IFOAM: Sadness, Joy
This blog is honestly more about the sadness I feel, living here, and the reasons we are feeling connected to Japan and South Korea and the Far East.
I was in South Korea for a week, visiting organic farms. They are trying to avoid dangerous chemicals, trying to avoid artificial fertilisers, and not adding 添加物 (tenkabutsu) chemical additives, and trying to save seed. I was impressed by their grains, especially by Heuksalim, a farm/company that we visited in central South Korea.
The only good food I was able to enjoy was at a Buddhist temple restaurant in Seoul, but even that felt slightly strange. I don't think that was the food that people actually ate at a temple, where they did their practice.
I felt so sad in Seoul, with the traffic jams, and the large BMWs and Benz and Lexus. Walking was faster. I was told that in Korea, the rich people cannot afford to buy a house, so they buy a large car instead. If that is true - I feel just sadness, and pain. The income gap just appears to be massive.
I learnt that I know next to nothing about South Korea, in spite of having visited the country several times. I also noted, that they care not at all about reducing electricity or petrol; in fact it felt like I was back in the early-1980s. While Japan has made a major effort to reduce electricity (setsuden) there was no such campaign in South Korea. As they import most of their fuel and also their food, how can they deal with the massive changes that we are facing?

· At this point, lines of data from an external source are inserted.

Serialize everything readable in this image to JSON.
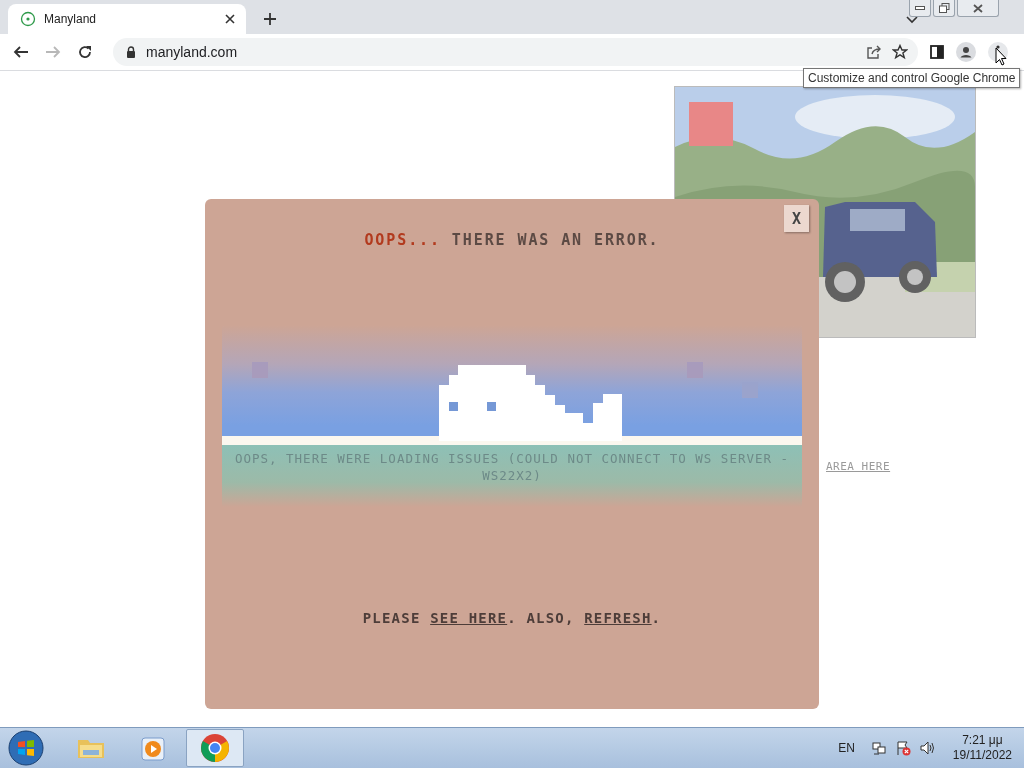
{
  "browser": {
    "tabs": [
      {
        "title": "Manyland",
        "selected": true
      }
    ],
    "nav": [
      {
        "kind": "back",
        "disabled": false
      },
      {
        "kind": "forward",
        "disabled": true
      },
      {
        "kind": "reload",
        "disabled": false
      }
    ],
    "address": "manyland.com",
    "tooltip": "Customize and control Google Chrome"
  },
  "page": {
    "background_link": "AREA HERE",
    "dialog": {
      "close_label": "X",
      "title_prefix": "OOPS...",
      "title": "THERE WAS AN ERROR.",
      "message": "OOPS, THERE WERE LOADING ISSUES (COULD NOT CONNECT TO WS SERVER - WS22X2)",
      "footer": [
        {
          "kind": "text",
          "text": "PLEASE "
        },
        {
          "kind": "link",
          "text": "SEE HERE"
        },
        {
          "kind": "text",
          "text": ". ALSO, "
        },
        {
          "kind": "link",
          "text": "REFRESH"
        },
        {
          "kind": "text",
          "text": "."
        }
      ]
    }
  },
  "taskbar": {
    "apps": [
      {
        "kind": "explorer",
        "selected": false
      },
      {
        "kind": "media",
        "selected": false
      },
      {
        "kind": "chrome",
        "selected": true
      }
    ],
    "language": "EN",
    "time": "7:21 μμ",
    "date": "19/11/2022"
  }
}
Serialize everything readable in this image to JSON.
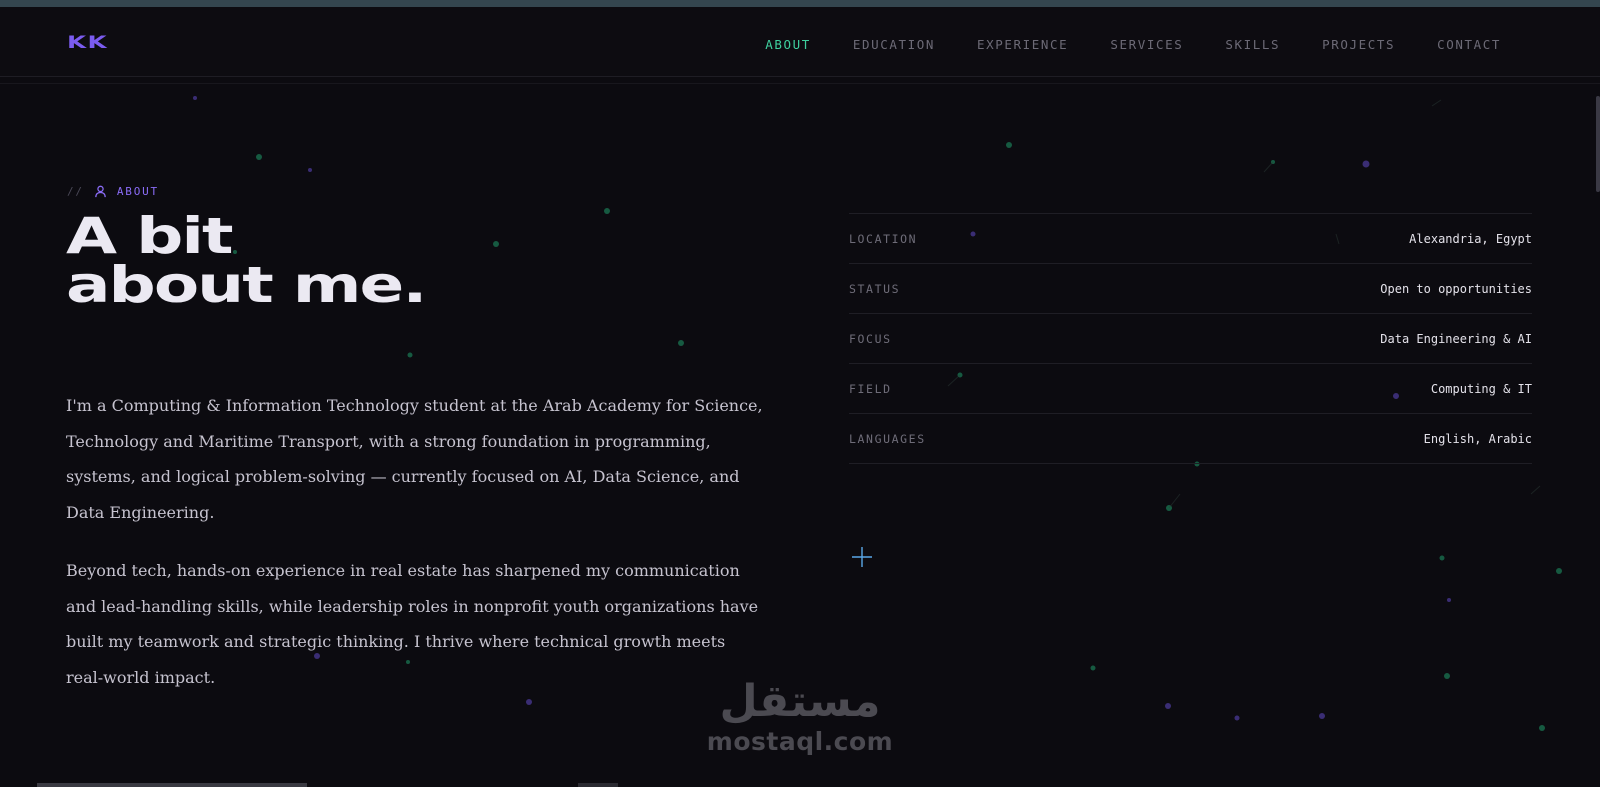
{
  "brand": {
    "logo": "KK",
    "accent": "#7b5cf0"
  },
  "nav": {
    "items": [
      "ABOUT",
      "EDUCATION",
      "EXPERIENCE",
      "SERVICES",
      "SKILLS",
      "PROJECTS",
      "CONTACT"
    ],
    "active": "ABOUT",
    "active_color": "#3ecf9e"
  },
  "section": {
    "eyebrow_prefix": "//",
    "eyebrow_icon": "user-icon",
    "eyebrow_label": "ABOUT",
    "title_line1": "A bit",
    "title_line2": "about me."
  },
  "bio": {
    "p1": "I'm a Computing & Information Technology student at the Arab Academy for Science, Technology and Maritime Transport, with a strong foundation in programming, systems, and logical problem-solving — currently focused on AI, Data Science, and Data Engineering.",
    "p2": "Beyond tech, hands-on experience in real estate has sharpened my communication and lead-handling skills, while leadership roles in nonprofit youth organizations have built my teamwork and strategic thinking. I thrive where technical growth meets real-world impact."
  },
  "facts": [
    {
      "key": "LOCATION",
      "value": "Alexandria, Egypt"
    },
    {
      "key": "STATUS",
      "value": "Open to opportunities"
    },
    {
      "key": "FOCUS",
      "value": "Data Engineering & AI"
    },
    {
      "key": "FIELD",
      "value": "Computing & IT"
    },
    {
      "key": "LANGUAGES",
      "value": "English, Arabic"
    }
  ],
  "watermark": {
    "arabic": "مستقل",
    "latin": "mostaql.com"
  }
}
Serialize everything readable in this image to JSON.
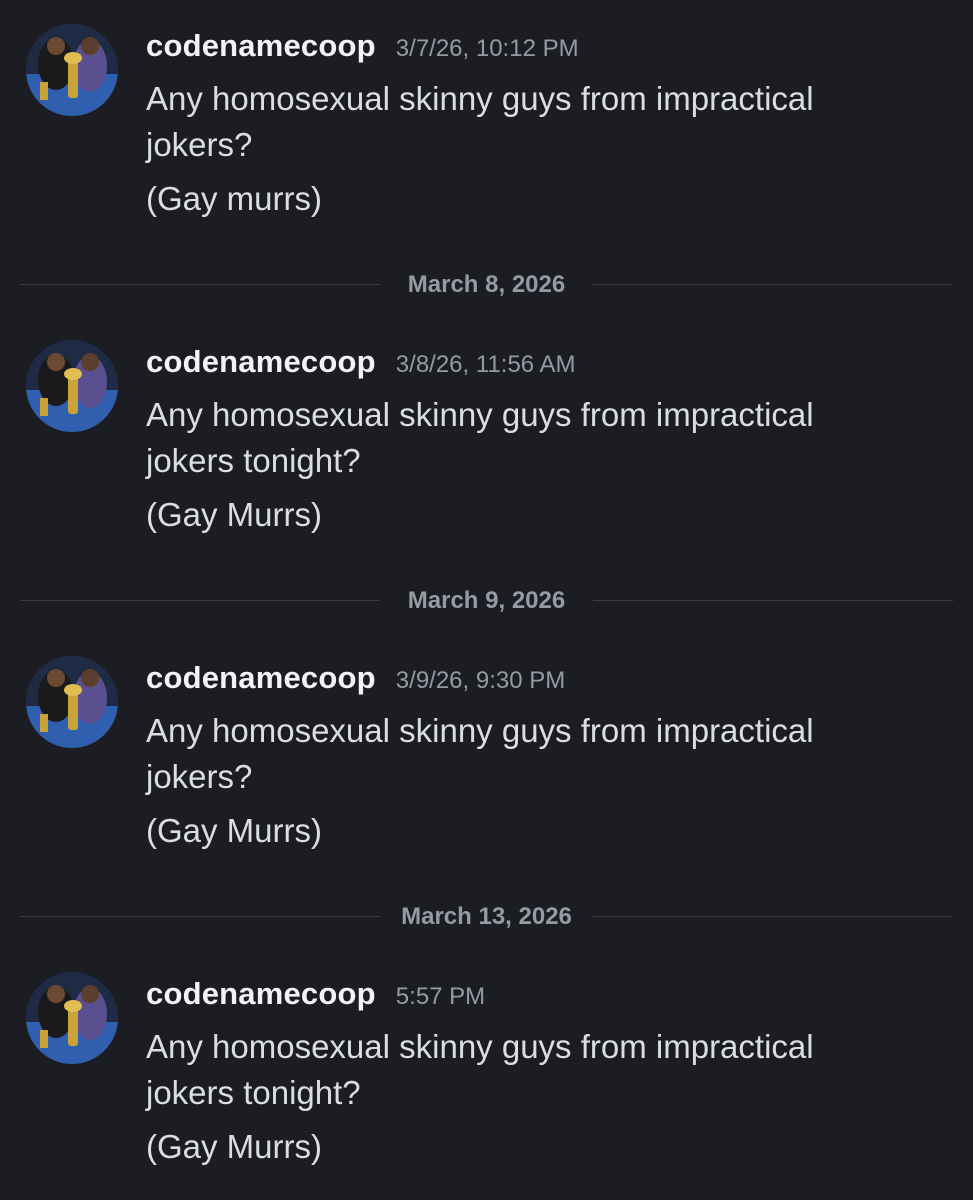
{
  "messages": [
    {
      "author": "codenamecoop",
      "timestamp": "3/7/26, 10:12 PM",
      "text_1": "Any homosexual skinny guys from impractical jokers?",
      "text_2": "(Gay murrs)"
    },
    {
      "author": "codenamecoop",
      "timestamp": "3/8/26, 11:56 AM",
      "text_1": "Any homosexual skinny guys from impractical jokers tonight?",
      "text_2": "(Gay Murrs)"
    },
    {
      "author": "codenamecoop",
      "timestamp": "3/9/26, 9:30 PM",
      "text_1": "Any homosexual skinny guys from impractical jokers?",
      "text_2": "(Gay Murrs)"
    },
    {
      "author": "codenamecoop",
      "timestamp": "5:57 PM",
      "text_1": "Any homosexual skinny guys from impractical jokers tonight?",
      "text_2": "(Gay Murrs)"
    }
  ],
  "dividers": [
    {
      "date": "March 8, 2026"
    },
    {
      "date": "March 9, 2026"
    },
    {
      "date": "March 13, 2026"
    }
  ],
  "colors": {
    "background": "#1c1d22",
    "username": "#f2f3f5",
    "message_text": "#dbdee1",
    "muted": "#949ba4",
    "divider_rule": "#3a3c43"
  }
}
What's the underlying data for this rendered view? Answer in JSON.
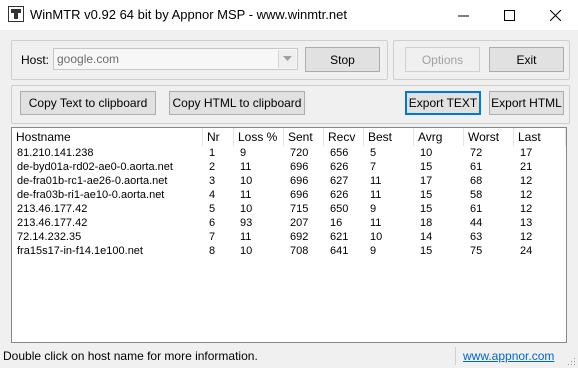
{
  "window": {
    "title": "WinMTR v0.92 64 bit by Appnor MSP - www.winmtr.net"
  },
  "host": {
    "label": "Host:",
    "value": "google.com"
  },
  "buttons": {
    "stop": "Stop",
    "options": "Options",
    "exit": "Exit",
    "copy_text": "Copy Text to clipboard",
    "copy_html": "Copy HTML to clipboard",
    "export_text": "Export TEXT",
    "export_html": "Export HTML"
  },
  "table": {
    "columns": [
      "Hostname",
      "Nr",
      "Loss %",
      "Sent",
      "Recv",
      "Best",
      "Avrg",
      "Worst",
      "Last"
    ],
    "rows": [
      [
        "81.210.141.238",
        "1",
        "9",
        "720",
        "656",
        "5",
        "10",
        "72",
        "17"
      ],
      [
        "de-byd01a-rd02-ae0-0.aorta.net",
        "2",
        "11",
        "696",
        "626",
        "7",
        "15",
        "61",
        "21"
      ],
      [
        "de-fra01b-rc1-ae26-0.aorta.net",
        "3",
        "10",
        "696",
        "627",
        "11",
        "17",
        "68",
        "12"
      ],
      [
        "de-fra03b-ri1-ae10-0.aorta.net",
        "4",
        "11",
        "696",
        "626",
        "11",
        "15",
        "58",
        "12"
      ],
      [
        "213.46.177.42",
        "5",
        "10",
        "715",
        "650",
        "9",
        "15",
        "61",
        "12"
      ],
      [
        "213.46.177.42",
        "6",
        "93",
        "207",
        "16",
        "11",
        "18",
        "44",
        "13"
      ],
      [
        "72.14.232.35",
        "7",
        "11",
        "692",
        "621",
        "10",
        "14",
        "63",
        "12"
      ],
      [
        "fra15s17-in-f14.1e100.net",
        "8",
        "10",
        "708",
        "641",
        "9",
        "15",
        "75",
        "24"
      ]
    ]
  },
  "status": {
    "message": "Double click on host name for more information.",
    "link": "www.appnor.com"
  },
  "icons": {
    "app": "winmtr-app-icon",
    "minimize": "minimize-icon",
    "maximize": "maximize-icon",
    "close": "close-icon",
    "dropdown": "chevron-down-icon",
    "resize": "resize-grip-icon"
  },
  "colors": {
    "accent": "#0078d7",
    "link": "#0066cc"
  }
}
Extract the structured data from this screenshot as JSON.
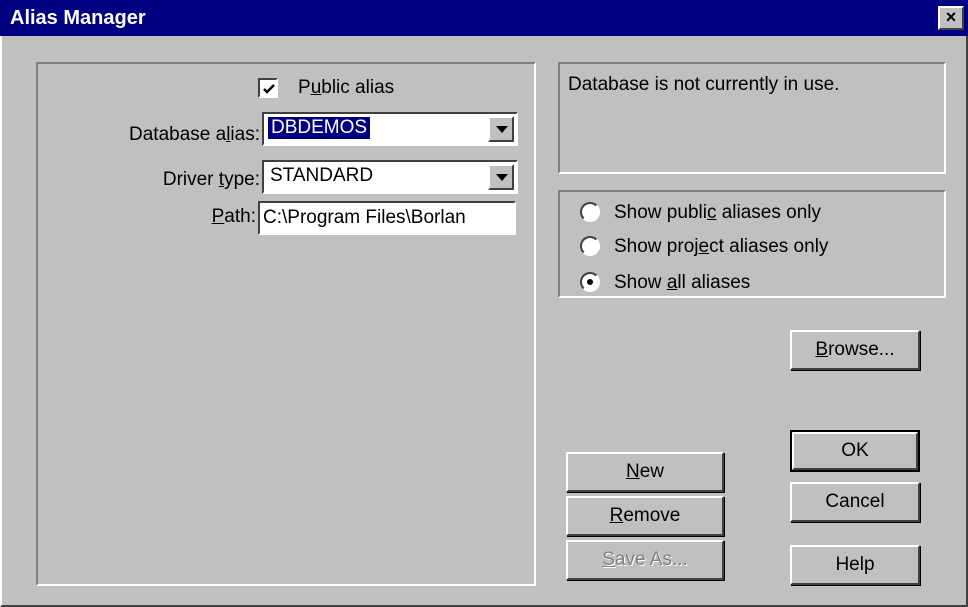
{
  "window": {
    "title": "Alias Manager",
    "close_glyph": "×"
  },
  "public_alias": {
    "label_pre": "P",
    "label_u": "u",
    "label_post": "blic alias",
    "checked": true
  },
  "database_alias": {
    "label_pre": "Database a",
    "label_u": "l",
    "label_post": "ias:",
    "value": "DBDEMOS"
  },
  "driver_type": {
    "label_pre": "Driver ",
    "label_u": "t",
    "label_post": "ype:",
    "value": "STANDARD"
  },
  "path": {
    "label_pre": "",
    "label_u": "P",
    "label_post": "ath:",
    "value": "C:\\Program Files\\Borlan"
  },
  "status": {
    "text": "Database is not currently in use."
  },
  "radios": [
    {
      "pre": "Show publi",
      "u": "c",
      "post": " aliases only",
      "checked": false
    },
    {
      "pre": "Show proj",
      "u": "e",
      "post": "ct aliases only",
      "checked": false
    },
    {
      "pre": "Show ",
      "u": "a",
      "post": "ll aliases",
      "checked": true
    }
  ],
  "buttons": {
    "browse": {
      "u": "B",
      "post": "rowse..."
    },
    "new": {
      "u": "N",
      "post": "ew"
    },
    "remove": {
      "u": "R",
      "post": "emove"
    },
    "save_as": {
      "u": "S",
      "post": "ave As..."
    },
    "ok": "OK",
    "cancel": "Cancel",
    "help": "Help"
  }
}
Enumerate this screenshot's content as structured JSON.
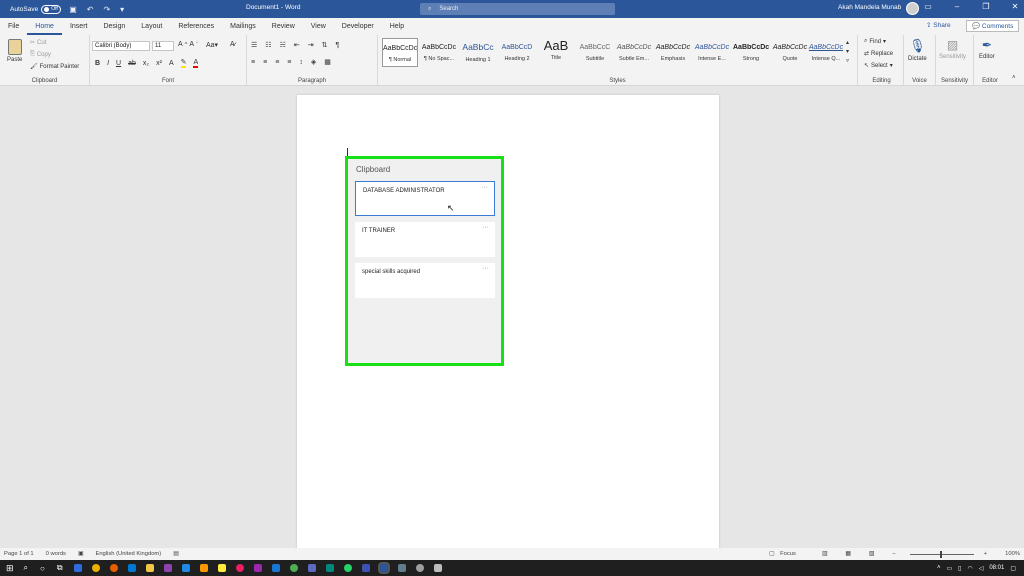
{
  "titlebar": {
    "autosave_label": "AutoSave",
    "autosave_state": "Off",
    "doc_title": "Document1 - Word",
    "search_placeholder": "Search",
    "user_name": "Akah Mandela Munab"
  },
  "tabs": [
    "File",
    "Home",
    "Insert",
    "Design",
    "Layout",
    "References",
    "Mailings",
    "Review",
    "View",
    "Developer",
    "Help"
  ],
  "active_tab": "Home",
  "share_label": "Share",
  "comments_label": "Comments",
  "ribbon": {
    "clipboard": {
      "paste": "Paste",
      "cut": "Cut",
      "copy": "Copy",
      "format_painter": "Format Painter",
      "label": "Clipboard"
    },
    "font": {
      "family": "Calibri (Body)",
      "size": "11",
      "label": "Font"
    },
    "paragraph": {
      "label": "Paragraph"
    },
    "styles": {
      "label": "Styles",
      "items": [
        {
          "sample": "AaBbCcDc",
          "name": "¶ Normal"
        },
        {
          "sample": "AaBbCcDc",
          "name": "¶ No Spac..."
        },
        {
          "sample": "AaBbCc",
          "name": "Heading 1"
        },
        {
          "sample": "AaBbCcD",
          "name": "Heading 2"
        },
        {
          "sample": "AaB",
          "name": "Title"
        },
        {
          "sample": "AaBbCcC",
          "name": "Subtitle"
        },
        {
          "sample": "AaBbCcDc",
          "name": "Subtle Em..."
        },
        {
          "sample": "AaBbCcDc",
          "name": "Emphasis"
        },
        {
          "sample": "AaBbCcDc",
          "name": "Intense E..."
        },
        {
          "sample": "AaBbCcDc",
          "name": "Strong"
        },
        {
          "sample": "AaBbCcDc",
          "name": "Quote"
        },
        {
          "sample": "AaBbCcDc",
          "name": "Intense Q..."
        }
      ]
    },
    "editing": {
      "find": "Find",
      "replace": "Replace",
      "select": "Select",
      "label": "Editing"
    },
    "voice": {
      "dictate": "Dictate",
      "label": "Voice"
    },
    "sensitivity": {
      "button": "Sensitivity",
      "label": "Sensitivity"
    },
    "editor": {
      "button": "Editor",
      "label": "Editor"
    }
  },
  "clipboard_pane": {
    "title": "Clipboard",
    "items": [
      "DATABASE ADMINISTRATOR",
      "IT TRAINER",
      "special skills acquired"
    ]
  },
  "statusbar": {
    "page": "Page 1 of 1",
    "words": "0 words",
    "language": "English (United Kingdom)",
    "focus": "Focus",
    "zoom": "100%"
  },
  "taskbar": {
    "time": "08:01"
  },
  "colors": {
    "word_blue": "#2b579a",
    "highlight_green": "#17e017",
    "selection_blue": "#3a7bd5"
  }
}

In Japan, the organic movement started back in 1971, with the teikei relationship that connects farmers and consumers. It is called Community Supported Agriculture (CSA) and it also means the farms support the community. I was the moderator for a session that Japan Organic Agriculture Association (JOAA) hosted, with speakers discussing organic farming in Japan.
This was the first ever IFOAM conference in Asia, and I have no idea why it was held in South Korea. It was not easy to understand or comprehend if there really is a strong organic movement in Korea. My impression was that it is perhaps only available to well-to-do consumers in the large cities, and they mainly purchase imported, processed organic foods. I got no sense at all of a grassroot farmers' movement or any real government support. I was at loss at the conference to find any Koreans who could speak English, which added to the confusion. For example, the products sold at the conference market mostly seemed to be non-organic, and none of the sellers had any English materials or leaflets.
I was glad to meet Korean organic farmers in Heuksalim, who are at the front line of Korean organic agrculture. However, I learnt that the country still has no standards or rules or lables of their own.
Heuksalim farm in central South Korea: During the first 2 days of my visit, I participated in a pre-conference about organic seeds. This is an important issue as most organic farmers in Europe and North America generally use conventional seeds sold by commercial seed companies. We discussed the importance of saving seeds but also how to get public breeding schemes working that can provide healthy and biologically diverse seeds for a number of vegetables and grains. At the Heuksalim farm, they are engaged in efforts to save seeds of varieties that grow well in Korea, espcially millet and sorghum.
One of the most serious problems of organic agriculture in Korea is the lack of organic seeds. In the age of crises over food and seed sovereignty, preparing and researching organic seed remain one of the most important issues in Korea. Organic farmers must distinguish the seeds suitable for their land and exchange seeds and information and activities to preserve seeds must be widely expanded.